Using the string "Bucket" as the key, pull each matching line out of the records below.

◇ ◇ ◇

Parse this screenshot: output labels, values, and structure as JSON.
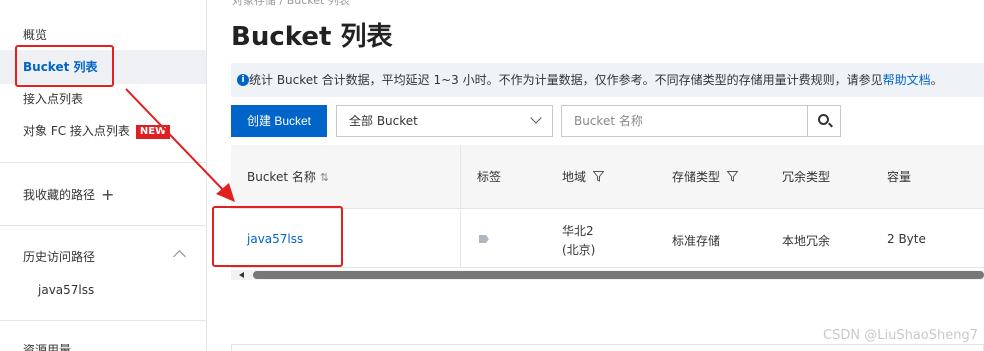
{
  "breadcrumb": "对象存储 / Bucket 列表",
  "sidebar": {
    "items": [
      {
        "label": "概览"
      },
      {
        "label": "Bucket 列表"
      },
      {
        "label": "接入点列表"
      },
      {
        "label": "对象 FC 接入点列表",
        "badge": "NEW"
      },
      {
        "label": "我收藏的路径",
        "icon": "plus-icon"
      },
      {
        "label": "历史访问路径",
        "icon": "chevron-up-icon"
      },
      {
        "label": "java57lss"
      },
      {
        "label": "资源用量"
      }
    ]
  },
  "main": {
    "title": "Bucket 列表",
    "notice": {
      "text": "统计 Bucket 合计数据，平均延迟 1~3 小时。不作为计量数据，仅作参考。不同存储类型的存储用量计费规则，请参见",
      "link": "帮助文档",
      "suffix": "。"
    },
    "toolbar": {
      "create_label": "创建 Bucket",
      "filter_value": "全部 Bucket",
      "search_placeholder": "Bucket 名称"
    },
    "table": {
      "headers": [
        "Bucket 名称",
        "标签",
        "地域",
        "存储类型",
        "冗余类型",
        "容量"
      ],
      "rows": [
        {
          "name": "java57lss",
          "region_line1": "华北2",
          "region_line2": "(北京)",
          "storage_class": "标准存储",
          "redundancy": "本地冗余",
          "capacity": "2 Byte"
        }
      ]
    }
  },
  "watermark": "CSDN @LiuShaoSheng7",
  "colors": {
    "accent": "#0064c8",
    "annotation": "#e32020",
    "badge": "#e02020"
  }
}
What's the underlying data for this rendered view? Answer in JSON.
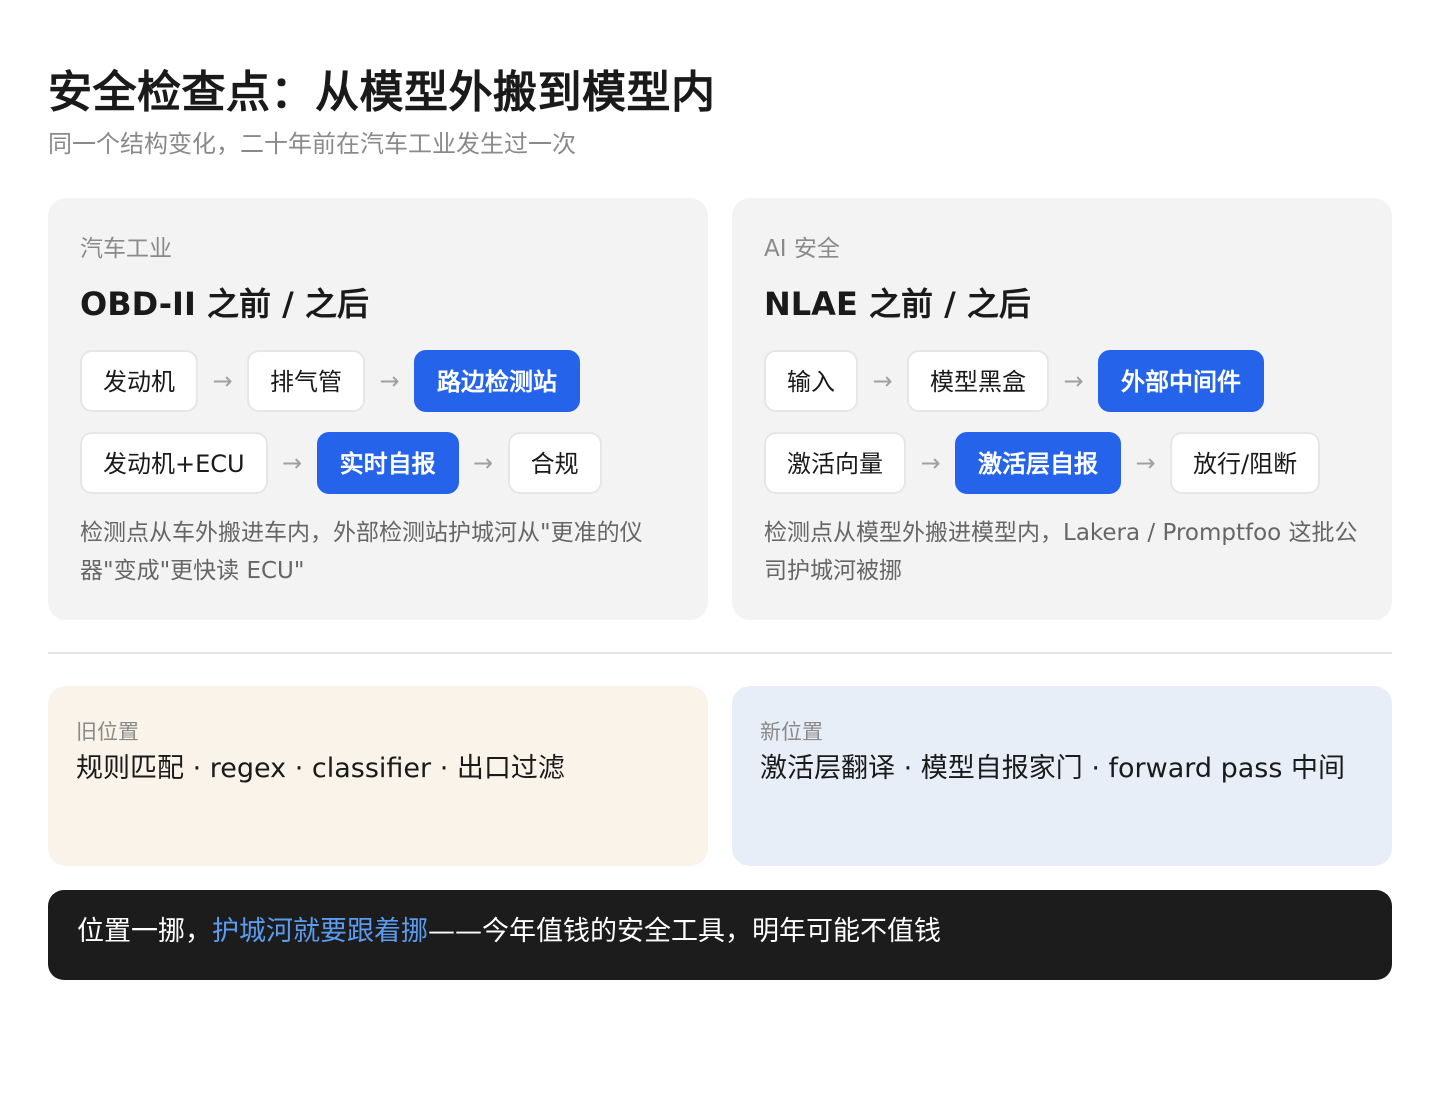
{
  "title": "安全检查点：从模型外搬到模型内",
  "subtitle": "同一个结构变化，二十年前在汽车工业发生过一次",
  "panels": [
    {
      "eyebrow": "汽车工业",
      "heading": "OBD-II 之前 / 之后",
      "rows": [
        {
          "nodes": [
            {
              "label": "发动机",
              "highlight": false
            },
            {
              "label": "排气管",
              "highlight": false
            },
            {
              "label": "路边检测站",
              "highlight": true
            }
          ]
        },
        {
          "nodes": [
            {
              "label": "发动机+ECU",
              "highlight": false
            },
            {
              "label": "实时自报",
              "highlight": true
            },
            {
              "label": "合规",
              "highlight": false
            }
          ]
        }
      ],
      "note": "检测点从车外搬进车内，外部检测站护城河从\"更准的仪器\"变成\"更快读 ECU\""
    },
    {
      "eyebrow": "AI 安全",
      "heading": "NLAE 之前 / 之后",
      "rows": [
        {
          "nodes": [
            {
              "label": "输入",
              "highlight": false
            },
            {
              "label": "模型黑盒",
              "highlight": false
            },
            {
              "label": "外部中间件",
              "highlight": true
            }
          ]
        },
        {
          "nodes": [
            {
              "label": "激活向量",
              "highlight": false
            },
            {
              "label": "激活层自报",
              "highlight": true
            },
            {
              "label": "放行/阻断",
              "highlight": false
            }
          ]
        }
      ],
      "note": "检测点从模型外搬进模型内，Lakera / Promptfoo 这批公司护城河被挪"
    }
  ],
  "arrow_glyph": "→",
  "positions": {
    "old": {
      "label": "旧位置",
      "text": "规则匹配 · regex · classifier · 出口过滤"
    },
    "new": {
      "label": "新位置",
      "text": "激活层翻译 · 模型自报家门 · forward pass 中间"
    }
  },
  "footer": {
    "before": "位置一挪，",
    "accent": "护城河就要跟着挪",
    "after": "——今年值钱的安全工具，明年可能不值钱"
  },
  "colors": {
    "highlight": "#2563eb",
    "old_bg": "#f9f3e9",
    "new_bg": "#e8eef8",
    "footer_bg": "#1c1c1c",
    "footer_accent": "#5b9cf0"
  }
}
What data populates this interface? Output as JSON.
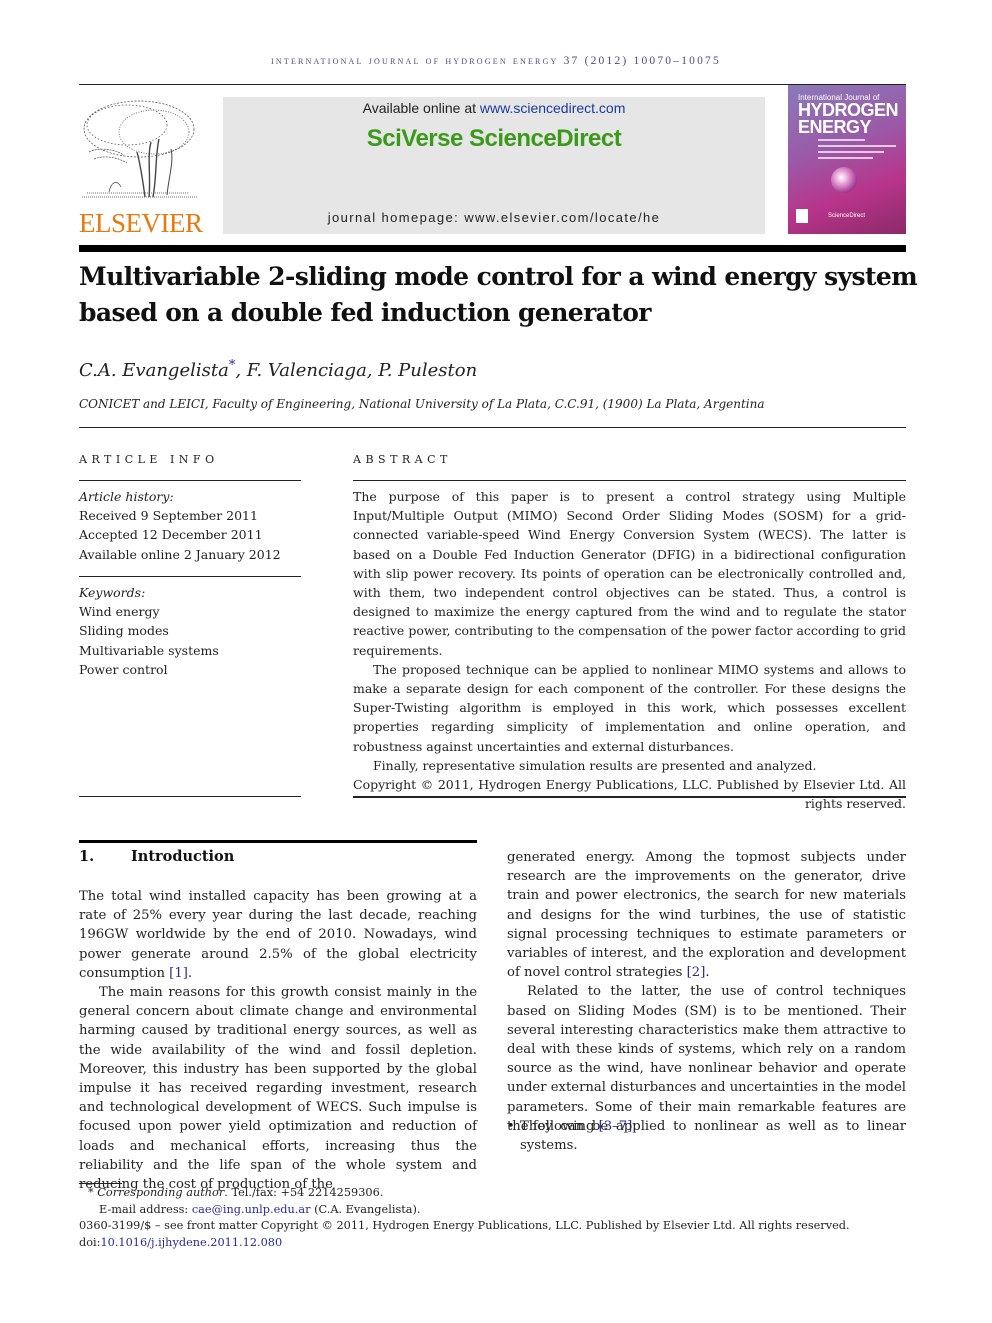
{
  "journal": {
    "running_head": "INTERNATIONAL JOURNAL OF HYDROGEN ENERGY 37 (2012) 10070–10075",
    "publisher_logo_text": "ELSEVIER",
    "available_online_prefix": "Available online at ",
    "available_online_link": "www.sciencedirect.com",
    "brand": "SciVerse ScienceDirect",
    "homepage": "journal homepage: www.elsevier.com/locate/he",
    "cover": {
      "line1": "International Journal of",
      "line2": "HYDROGEN",
      "line3": "ENERGY",
      "footer": "ScienceDirect"
    }
  },
  "article": {
    "title": "Multivariable 2-sliding mode control for a wind energy system based on a double fed induction generator",
    "authors": {
      "first": "C.A. Evangelista",
      "first_mark": "*",
      "rest": ", F. Valenciaga, P. Puleston"
    },
    "affiliation": "CONICET and LEICI, Faculty of Engineering, National University of La Plata, C.C.91, (1900) La Plata, Argentina"
  },
  "article_info": {
    "label": "ARTICLE INFO",
    "history_label": "Article history:",
    "history": [
      "Received 9 September 2011",
      "Accepted 12 December 2011",
      "Available online 2 January 2012"
    ],
    "keywords_label": "Keywords:",
    "keywords": [
      "Wind energy",
      "Sliding modes",
      "Multivariable systems",
      "Power control"
    ]
  },
  "abstract": {
    "label": "ABSTRACT",
    "paragraphs": [
      "The purpose of this paper is to present a control strategy using Multiple Input/Multiple Output (MIMO) Second Order Sliding Modes (SOSM) for a grid-connected variable-speed Wind Energy Conversion System (WECS). The latter is based on a Double Fed Induction Generator (DFIG) in a bidirectional configuration with slip power recovery. Its points of operation can be electronically controlled and, with them, two independent control objectives can be stated. Thus, a control is designed to maximize the energy captured from the wind and to regulate the stator reactive power, contributing to the compensation of the power factor according to grid requirements.",
      "The proposed technique can be applied to nonlinear MIMO systems and allows to make a separate design for each component of the controller. For these designs the Super-Twisting algorithm is employed in this work, which possesses excellent properties regarding simplicity of implementation and online operation, and robustness against uncertainties and external disturbances.",
      "Finally, representative simulation results are presented and analyzed."
    ],
    "copyright": "Copyright © 2011, Hydrogen Energy Publications, LLC. Published by Elsevier Ltd. All rights reserved."
  },
  "introduction": {
    "number": "1.",
    "heading": "Introduction",
    "left": {
      "p1": "The total wind installed capacity has been growing at a rate of 25% every year during the last decade, reaching 196GW worldwide by the end of 2010. Nowadays, wind power generate around 2.5% of the global electricity consumption ",
      "p1_ref": "[1]",
      "p1_end": ".",
      "p2": "The main reasons for this growth consist mainly in the general concern about climate change and environmental harming caused by traditional energy sources, as well as the wide availability of the wind and fossil depletion. Moreover, this industry has been supported by the global impulse it has received regarding investment, research and technological development of WECS. Such impulse is focused upon power yield optimization and reduction of loads and mechanical efforts, increasing thus the reliability and the life span of the whole system and reducing the cost of production of the"
    },
    "right": {
      "p1": "generated energy. Among the topmost subjects under research are the improvements on the generator, drive train and power electronics, the search for new materials and designs for the wind turbines, the use of statistic signal processing techniques to estimate parameters or variables of interest, and the exploration and development of novel control strategies ",
      "p1_ref": "[2]",
      "p1_end": ".",
      "p2": "Related to the latter, the use of control techniques based on Sliding Modes (SM) is to be mentioned. Their several interesting characteristics make them attractive to deal with these kinds of systems, which rely on a random source as the wind, have nonlinear behavior and operate under external disturbances and uncertainties in the model parameters. Some of their main remarkable features are the following ",
      "p2_ref": "[3–7]",
      "p2_end": ":",
      "bullets": [
        "They can be applied to nonlinear as well as to linear systems."
      ]
    }
  },
  "footnotes": {
    "mark": "*",
    "corresponding_label": "Corresponding author",
    "corresponding_rest": ". Tel./fax: +54 2214259306.",
    "email_label": "E-mail address: ",
    "email": "cae@ing.unlp.edu.ar",
    "email_rest": " (C.A. Evangelista).",
    "issn_line": "0360-3199/$ – see front matter Copyright © 2011, Hydrogen Energy Publications, LLC. Published by Elsevier Ltd. All rights reserved.",
    "doi_prefix": "doi:",
    "doi": "10.1016/j.ijhydene.2011.12.080"
  },
  "colors": {
    "brand_green": "#3a9a1a",
    "elsevier_orange": "#e8790f",
    "link_blue": "#2a2a9a",
    "running_head": "#4a4a8a"
  }
}
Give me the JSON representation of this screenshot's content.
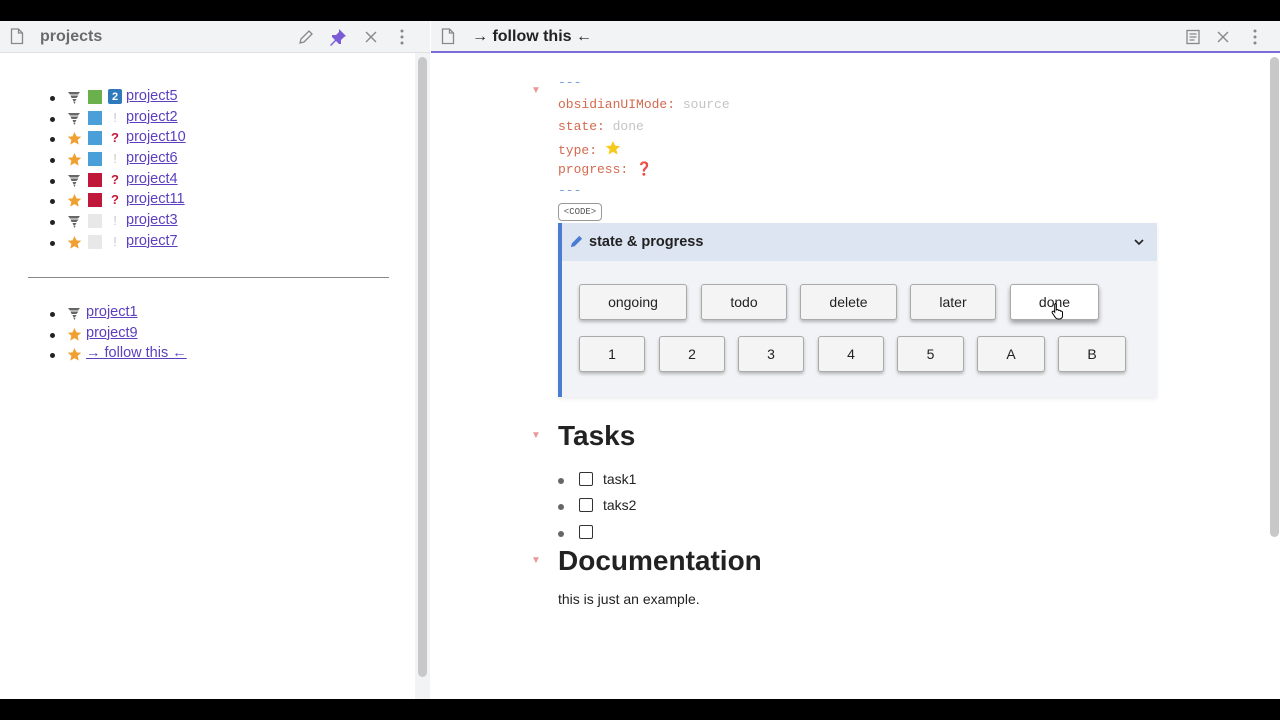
{
  "left": {
    "title": "projects",
    "list_a": [
      {
        "icon": "tornado",
        "square": "green",
        "badge": "2",
        "badge_type": "num",
        "label": "project5"
      },
      {
        "icon": "tornado",
        "square": "blue",
        "badge": "!",
        "badge_type": "excl",
        "label": "project2"
      },
      {
        "icon": "star",
        "square": "blue",
        "badge": "?",
        "badge_type": "q",
        "label": "project10"
      },
      {
        "icon": "star",
        "square": "blue",
        "badge": "!",
        "badge_type": "excl",
        "label": "project6"
      },
      {
        "icon": "tornado",
        "square": "red",
        "badge": "?",
        "badge_type": "q",
        "label": "project4"
      },
      {
        "icon": "star",
        "square": "red",
        "badge": "?",
        "badge_type": "q",
        "label": "project11"
      },
      {
        "icon": "tornado",
        "square": "gray",
        "badge": "!",
        "badge_type": "excl",
        "label": "project3"
      },
      {
        "icon": "star",
        "square": "gray",
        "badge": "!",
        "badge_type": "excl",
        "label": "project7"
      }
    ],
    "list_b": [
      {
        "icon": "tornado",
        "label": "project1"
      },
      {
        "icon": "star",
        "label": "project9"
      },
      {
        "icon": "star",
        "label": "→ follow this ←"
      }
    ]
  },
  "right": {
    "title": "→ follow this ←",
    "frontmatter": {
      "dash_open": "---",
      "dash_close": "---",
      "ui_mode_key": "obsidianUIMode:",
      "ui_mode_val": "source",
      "state_key": "state:",
      "state_val": "done",
      "type_key": "type:",
      "progress_key": "progress:",
      "progress_val": "❓"
    },
    "code_label": "<CODE>",
    "callout": {
      "title": "state & progress",
      "state_buttons": [
        "ongoing",
        "todo",
        "delete",
        "later",
        "done"
      ],
      "progress_buttons": [
        "1",
        "2",
        "3",
        "4",
        "5",
        "A",
        "B"
      ]
    },
    "tasks_heading": "Tasks",
    "tasks": [
      "task1",
      "taks2",
      ""
    ],
    "doc_heading": "Documentation",
    "doc_text": "this is just an example."
  },
  "colors": {
    "accent": "#7b6cd9",
    "link": "#5b3fbf",
    "callout_border": "#4a7cd2",
    "frontmatter_key": "#d46a4f",
    "star": "#f0a030"
  }
}
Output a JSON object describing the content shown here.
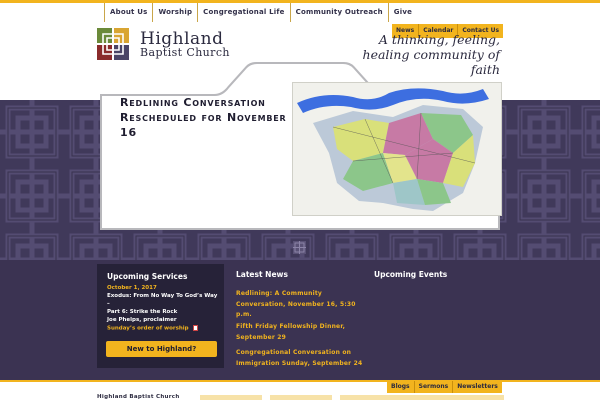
{
  "top_nav": {
    "items": [
      {
        "label": "About Us"
      },
      {
        "label": "Worship"
      },
      {
        "label": "Congregational Life"
      },
      {
        "label": "Community Outreach"
      },
      {
        "label": "Give"
      }
    ]
  },
  "header": {
    "brand_line1": "Highland",
    "brand_line2": "Baptist Church",
    "tagline": "A thinking, feeling, healing community of faith",
    "util_nav": [
      {
        "label": "News"
      },
      {
        "label": "Calendar"
      },
      {
        "label": "Contact Us"
      }
    ]
  },
  "feature": {
    "title": "Redlining Conversation Rescheduled for November 16"
  },
  "services": {
    "heading": "Upcoming Services",
    "date": "October 1, 2017",
    "line1": "Exodus: From No Way To God’s Way",
    "line2": "–",
    "line3": "Part 6: Strike the Rock",
    "line4": "Joe Phelps, proclaimer",
    "line5": "Sunday’s order of worship",
    "button_label": "New to Highland?"
  },
  "latest_news": {
    "heading": "Latest News",
    "items": [
      {
        "text": "Redlining: A Community Conversation, November 16, 5:30 p.m."
      },
      {
        "text": "Fifth Friday Fellowship Dinner, September 29"
      },
      {
        "text": "Congregational Conversation on Immigration Sunday, September 24"
      }
    ]
  },
  "upcoming_events": {
    "heading": "Upcoming Events"
  },
  "bottom_tabs": [
    {
      "label": "Blogs"
    },
    {
      "label": "Sermons"
    },
    {
      "label": "Newsletters"
    }
  ],
  "footer": {
    "name": "Highland Baptist Church"
  },
  "colors": {
    "gold": "#f2b41e",
    "purple_dark": "#3b3352",
    "purple_band": "#40395a",
    "navy_text": "#2b2a3f"
  }
}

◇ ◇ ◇

**Written response**
  "breadcrumb": "对象存储 / Bucket 列表",
        "label": "Bucket 列表"
    "title": "Bucket 列表",
      "text": "统计 Bucket 合计数据，平均延迟 1~3 小时。不作为计量数据，仅作参考。不同存储类型的存储用量计费规则，请参见",
      "create_label": "创建 Bucket",
      "filter_value": "全部 Bucket",
      "search_placeholder": "Bucket 名称"
        "Bucket 名称",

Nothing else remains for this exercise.